This may sound so obvious.  Of course the gradual and on-going experience of empathy builds connections in relationships.  We learn that in our everyday relationships as much as we do in relationships with our therapist.  Still, there are so many of us who believe that in order to fully understand another’s experience, we must have also experienced it.  If I am a man, I may search for a male therapist.  If I am a woman, I may search for a female therapist.

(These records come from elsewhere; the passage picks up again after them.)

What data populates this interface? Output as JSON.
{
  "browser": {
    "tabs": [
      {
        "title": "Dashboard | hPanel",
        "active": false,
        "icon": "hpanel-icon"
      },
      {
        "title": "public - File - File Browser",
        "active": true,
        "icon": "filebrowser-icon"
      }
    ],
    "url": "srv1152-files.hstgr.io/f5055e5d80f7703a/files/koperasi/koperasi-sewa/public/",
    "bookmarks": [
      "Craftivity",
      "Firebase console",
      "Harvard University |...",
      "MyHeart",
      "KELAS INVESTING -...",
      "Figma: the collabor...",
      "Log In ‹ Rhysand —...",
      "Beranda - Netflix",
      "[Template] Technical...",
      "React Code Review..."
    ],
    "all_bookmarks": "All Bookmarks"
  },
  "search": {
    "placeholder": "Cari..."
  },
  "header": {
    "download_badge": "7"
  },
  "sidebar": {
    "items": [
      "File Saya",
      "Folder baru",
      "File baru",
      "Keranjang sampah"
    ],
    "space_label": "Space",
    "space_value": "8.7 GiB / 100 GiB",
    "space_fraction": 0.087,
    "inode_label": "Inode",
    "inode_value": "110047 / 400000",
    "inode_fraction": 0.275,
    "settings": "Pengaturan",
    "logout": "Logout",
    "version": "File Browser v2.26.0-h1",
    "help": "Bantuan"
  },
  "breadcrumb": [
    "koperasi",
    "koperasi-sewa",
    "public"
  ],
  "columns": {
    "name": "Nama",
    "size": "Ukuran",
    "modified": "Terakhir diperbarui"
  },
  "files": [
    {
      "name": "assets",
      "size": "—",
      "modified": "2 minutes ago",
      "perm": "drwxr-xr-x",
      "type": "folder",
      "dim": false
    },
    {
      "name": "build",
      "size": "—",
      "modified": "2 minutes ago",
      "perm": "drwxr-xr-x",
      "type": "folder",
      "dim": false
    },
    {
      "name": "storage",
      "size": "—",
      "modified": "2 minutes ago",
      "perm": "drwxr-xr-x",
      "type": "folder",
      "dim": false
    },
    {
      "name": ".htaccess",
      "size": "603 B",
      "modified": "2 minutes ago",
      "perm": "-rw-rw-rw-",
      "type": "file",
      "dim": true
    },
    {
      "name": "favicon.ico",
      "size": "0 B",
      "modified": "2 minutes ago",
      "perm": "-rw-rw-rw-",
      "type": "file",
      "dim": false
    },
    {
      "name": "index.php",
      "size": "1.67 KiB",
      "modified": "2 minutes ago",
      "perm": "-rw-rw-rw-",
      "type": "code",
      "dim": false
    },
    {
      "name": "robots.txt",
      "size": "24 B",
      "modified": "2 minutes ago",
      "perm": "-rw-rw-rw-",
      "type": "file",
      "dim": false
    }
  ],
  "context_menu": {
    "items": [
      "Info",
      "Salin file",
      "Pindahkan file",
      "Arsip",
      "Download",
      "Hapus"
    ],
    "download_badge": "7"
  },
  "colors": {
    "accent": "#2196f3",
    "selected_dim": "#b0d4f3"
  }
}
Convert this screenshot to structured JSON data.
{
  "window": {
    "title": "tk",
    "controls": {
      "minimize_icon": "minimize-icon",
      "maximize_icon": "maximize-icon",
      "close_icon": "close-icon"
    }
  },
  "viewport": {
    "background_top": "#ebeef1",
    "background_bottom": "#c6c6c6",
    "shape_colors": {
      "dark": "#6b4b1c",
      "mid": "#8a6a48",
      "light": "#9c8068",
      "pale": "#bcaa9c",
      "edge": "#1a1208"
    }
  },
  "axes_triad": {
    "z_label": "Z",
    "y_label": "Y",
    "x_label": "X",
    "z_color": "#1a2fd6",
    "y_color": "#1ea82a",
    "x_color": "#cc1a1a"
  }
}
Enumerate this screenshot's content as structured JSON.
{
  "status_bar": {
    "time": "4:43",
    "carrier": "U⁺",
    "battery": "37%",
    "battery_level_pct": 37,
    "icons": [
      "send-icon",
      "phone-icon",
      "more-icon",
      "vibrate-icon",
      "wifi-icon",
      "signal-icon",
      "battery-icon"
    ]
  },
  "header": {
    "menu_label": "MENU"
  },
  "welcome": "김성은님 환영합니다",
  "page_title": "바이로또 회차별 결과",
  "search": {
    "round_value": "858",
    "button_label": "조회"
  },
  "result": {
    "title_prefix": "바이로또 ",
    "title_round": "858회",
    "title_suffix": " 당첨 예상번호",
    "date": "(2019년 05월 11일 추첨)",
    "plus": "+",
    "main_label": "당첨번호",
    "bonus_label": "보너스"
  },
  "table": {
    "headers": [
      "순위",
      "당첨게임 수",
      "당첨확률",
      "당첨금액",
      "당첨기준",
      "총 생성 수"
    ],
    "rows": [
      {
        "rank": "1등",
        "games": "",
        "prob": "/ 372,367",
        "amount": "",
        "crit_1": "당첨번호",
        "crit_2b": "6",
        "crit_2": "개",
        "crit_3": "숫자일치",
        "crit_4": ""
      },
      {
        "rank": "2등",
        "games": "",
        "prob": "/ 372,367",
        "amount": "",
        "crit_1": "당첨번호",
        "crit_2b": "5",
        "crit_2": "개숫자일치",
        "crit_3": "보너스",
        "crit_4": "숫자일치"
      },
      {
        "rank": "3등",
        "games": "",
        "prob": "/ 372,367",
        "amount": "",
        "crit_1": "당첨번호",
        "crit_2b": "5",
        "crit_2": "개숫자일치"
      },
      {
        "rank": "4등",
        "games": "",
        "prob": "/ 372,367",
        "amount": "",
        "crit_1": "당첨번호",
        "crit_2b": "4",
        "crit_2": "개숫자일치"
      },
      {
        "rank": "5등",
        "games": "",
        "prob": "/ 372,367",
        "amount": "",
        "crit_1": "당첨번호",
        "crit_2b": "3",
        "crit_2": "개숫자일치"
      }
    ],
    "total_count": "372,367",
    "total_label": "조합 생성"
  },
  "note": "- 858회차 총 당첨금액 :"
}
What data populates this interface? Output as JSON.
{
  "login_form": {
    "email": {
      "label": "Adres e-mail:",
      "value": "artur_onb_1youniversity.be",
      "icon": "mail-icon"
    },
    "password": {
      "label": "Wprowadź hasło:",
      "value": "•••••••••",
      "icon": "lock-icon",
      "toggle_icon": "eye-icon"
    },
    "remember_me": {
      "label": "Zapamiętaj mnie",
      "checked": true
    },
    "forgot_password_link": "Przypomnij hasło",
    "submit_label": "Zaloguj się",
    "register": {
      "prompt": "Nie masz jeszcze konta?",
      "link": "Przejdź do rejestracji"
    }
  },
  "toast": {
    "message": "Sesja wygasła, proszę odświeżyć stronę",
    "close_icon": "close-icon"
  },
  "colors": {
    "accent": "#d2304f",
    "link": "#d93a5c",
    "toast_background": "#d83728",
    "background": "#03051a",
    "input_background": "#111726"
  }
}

If I am Jewish, I may search for a Jewish therapist—and the list goes on.  What we don’t consider enough, is how despite these obvious similarities, one person’s experience of being a woman may be entirely different than another’s.  And one person’s experience of being Jewish may be entirely different than another’s.

I’ve also heard some therapists say they can’t work with someone who is different than they are.  They cannot work with “a perpetrator” because they can’t relate to that identity, not considering the many times in life when they have unintentionally or intentionally caused pain to another person.  Or I’ve heard others say they could not effectively work with someone who has children when they have not had children, not considering times in their lives when they have felt responsible for the welfare of another.  Or I’ve heard therapists say they cannot work with someone who has experienced significant trauma when they have not experienced such trauma, not considering how their own painful life experiences have changed how they see themselves, their relationships, and the world.

I know that I also make assumptions based on shared aspects of identity.  It’s natural.  I walk into a room and I look for others I think are like me.  When I find such people, I feel less alone and feel less pressure to be the spokesperson for an entire group of people like me.  I don’t know that I always consider how other people in a room who are like me in one aspect of my identity, may be entirely unlike me in many other ways.  And just because someone is like me, it doesn’t mean we share the same life experiences or that any person with my shared identity will de facto “get it.”

The Shared Present Moment

Empathy arises from our ability to pull from our own lives, feelings that are the same or close to the feelings of another, even when we are different on many other dimensions.  On the surface, Rochelle chose me because she thought I was different than she was and different than others in her life.   While these differences fostered an initial sense of safety, our relationship was strengthened by our shared emotional experiences and our shared present experiences.

And the many people who were in the groups I facilitated for survivors of childhood sexual abuse didn’t know whether the experiences in my life paralleled theirs, or if I had a life that was entirely different.  I invited them to consider, over time, whether or not they felt like I was someone who could validate, understand, and share their feelings.

I think it’s natural to want to short-circuit the path to feeling safe with someone else.  The most obvious way to do this is to look for others who look like us and/or who we assume have had our same experiences.  And the corollary is to assume that others who don’t look like us, or others who don’t share our same life experiences, will not be safe and will not understand us.

In it’s pure form, empathy develops and exists not because of the extent to which we are like someone else or share someone else’s experience.  This may enhance the development of empathy and connection, however empathy arises when we are able to imagine ourselves in the place of another, to consider another’s experience, to draw from our own experiences times when we have had similar feelings, and to communicate that understanding.  “Getting it” takes on new meaning when we consider shared emotional experience and the shared present experience—in the moment—as a better predictor of empathy.

As we think about those with whom we have the deepest connections, we can certainly consider our points of similarity.  I hope, however, we also consider that beneath points of visible difference, we have potential to share feelings that transcend our differences and allow us to “get it.”

If we can find someone who has earned the right to hear our story, we need to tell it.
—Brene Brown

By Jeff Levy, LCSW, CTRS

Published on December 15, 2017